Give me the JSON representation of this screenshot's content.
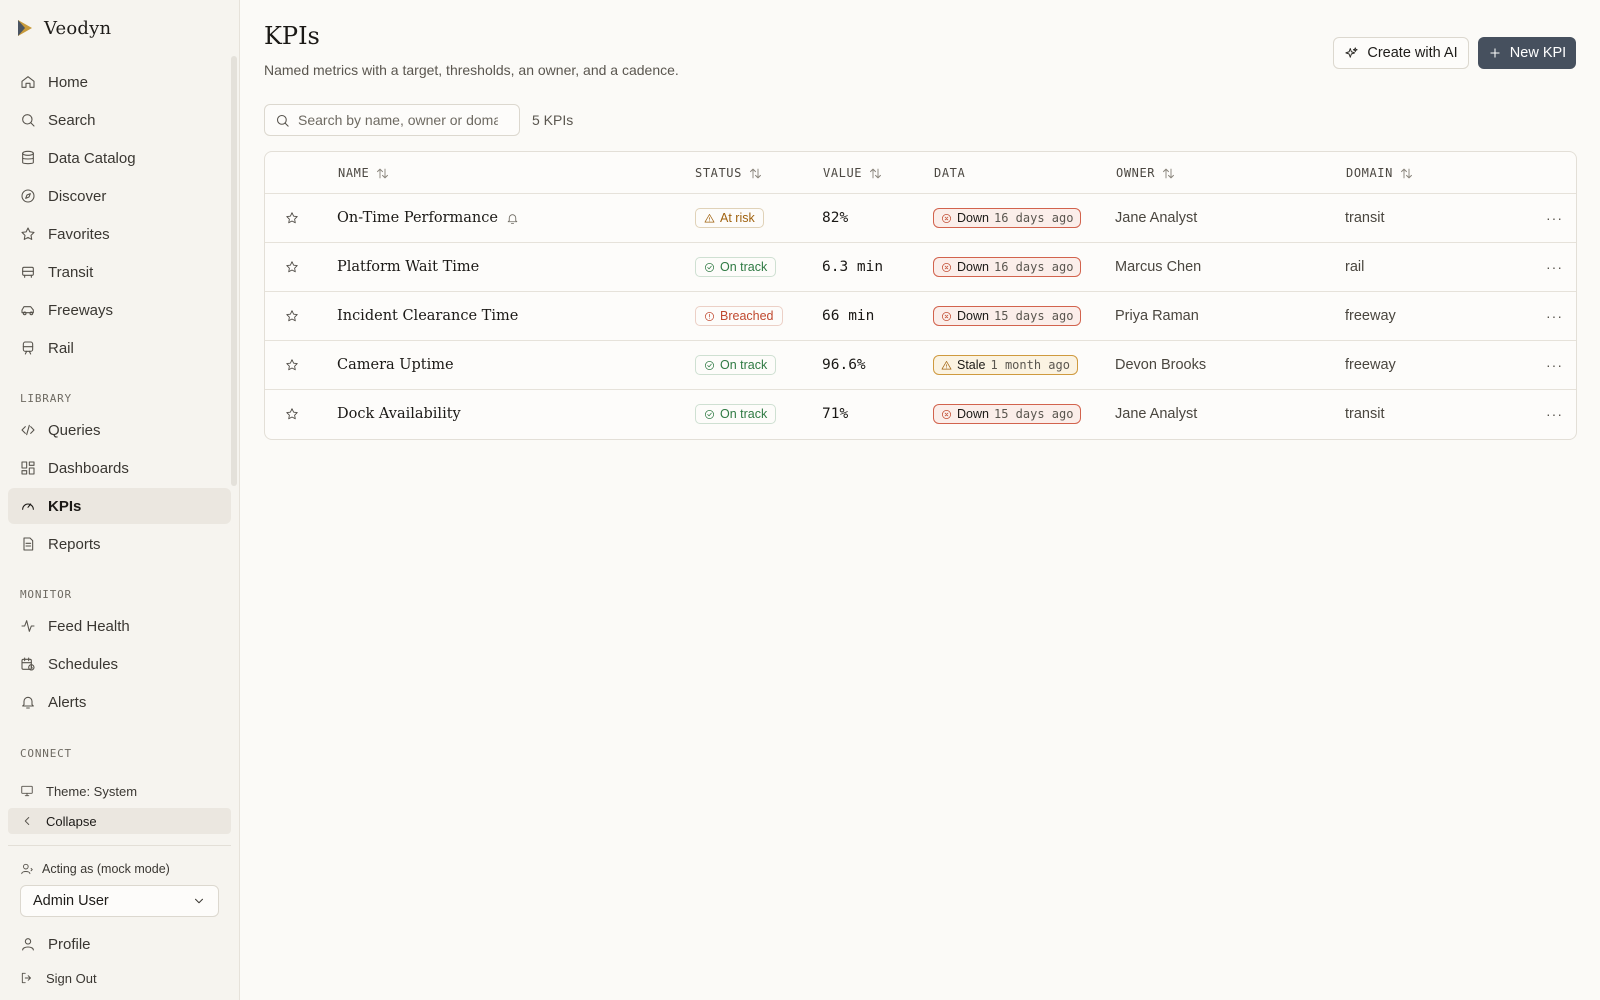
{
  "app": {
    "name": "Veodyn",
    "accent": "#46505e"
  },
  "sidebar": {
    "nav": [
      {
        "label": "Home",
        "icon": "home-icon"
      },
      {
        "label": "Search",
        "icon": "search-icon"
      },
      {
        "label": "Data Catalog",
        "icon": "database-icon"
      },
      {
        "label": "Discover",
        "icon": "compass-icon"
      },
      {
        "label": "Favorites",
        "icon": "star-icon"
      },
      {
        "label": "Transit",
        "icon": "bus-icon"
      },
      {
        "label": "Freeways",
        "icon": "car-icon"
      },
      {
        "label": "Rail",
        "icon": "train-icon"
      }
    ],
    "library_label": "LIBRARY",
    "library": [
      {
        "label": "Queries",
        "icon": "code-icon"
      },
      {
        "label": "Dashboards",
        "icon": "dashboard-icon"
      },
      {
        "label": "KPIs",
        "icon": "gauge-icon",
        "active": true
      },
      {
        "label": "Reports",
        "icon": "report-icon"
      }
    ],
    "monitor_label": "MONITOR",
    "monitor": [
      {
        "label": "Feed Health",
        "icon": "activity-icon"
      },
      {
        "label": "Schedules",
        "icon": "calendar-clock-icon"
      },
      {
        "label": "Alerts",
        "icon": "bell-icon"
      }
    ],
    "connect_label": "CONNECT",
    "theme_label": "Theme: System",
    "collapse_label": "Collapse",
    "acting_label": "Acting as (mock mode)",
    "acting_user": "Admin User",
    "profile_label": "Profile",
    "signout_label": "Sign Out"
  },
  "header": {
    "title": "KPIs",
    "subtitle": "Named metrics with a target, thresholds, an owner, and a cadence.",
    "create_ai_label": "Create with AI",
    "new_kpi_label": "New KPI"
  },
  "search": {
    "placeholder": "Search by name, owner or domain",
    "value": ""
  },
  "count_label": "5 KPIs",
  "table": {
    "columns": {
      "name": "NAME",
      "status": "STATUS",
      "value": "VALUE",
      "data": "DATA",
      "owner": "OWNER",
      "domain": "DOMAIN"
    },
    "rows": [
      {
        "name": "On-Time Performance",
        "alert": true,
        "status": "At risk",
        "status_kind": "at-risk",
        "value": "82%",
        "data_state": "Down",
        "data_kind": "down",
        "data_age": "16 days ago",
        "owner": "Jane Analyst",
        "domain": "transit"
      },
      {
        "name": "Platform Wait Time",
        "alert": false,
        "status": "On track",
        "status_kind": "on-track",
        "value": "6.3 min",
        "data_state": "Down",
        "data_kind": "down",
        "data_age": "16 days ago",
        "owner": "Marcus Chen",
        "domain": "rail"
      },
      {
        "name": "Incident Clearance Time",
        "alert": false,
        "status": "Breached",
        "status_kind": "breached",
        "value": "66 min",
        "data_state": "Down",
        "data_kind": "down",
        "data_age": "15 days ago",
        "owner": "Priya Raman",
        "domain": "freeway"
      },
      {
        "name": "Camera Uptime",
        "alert": false,
        "status": "On track",
        "status_kind": "on-track",
        "value": "96.6%",
        "data_state": "Stale",
        "data_kind": "stale",
        "data_age": "1 month ago",
        "owner": "Devon Brooks",
        "domain": "freeway"
      },
      {
        "name": "Dock Availability",
        "alert": false,
        "status": "On track",
        "status_kind": "on-track",
        "value": "71%",
        "data_state": "Down",
        "data_kind": "down",
        "data_age": "15 days ago",
        "owner": "Jane Analyst",
        "domain": "transit"
      }
    ]
  },
  "colors": {
    "at_risk": "#a0620f",
    "on_track": "#2f7a43",
    "breached": "#c0492f",
    "down_border": "#d2634d",
    "stale_border": "#cf9a3f"
  }
}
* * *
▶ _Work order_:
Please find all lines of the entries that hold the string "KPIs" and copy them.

▶ _Answer to the problem_:
        "label": "KPIs",
    "title": "KPIs",
  "count_label": "5 KPIs",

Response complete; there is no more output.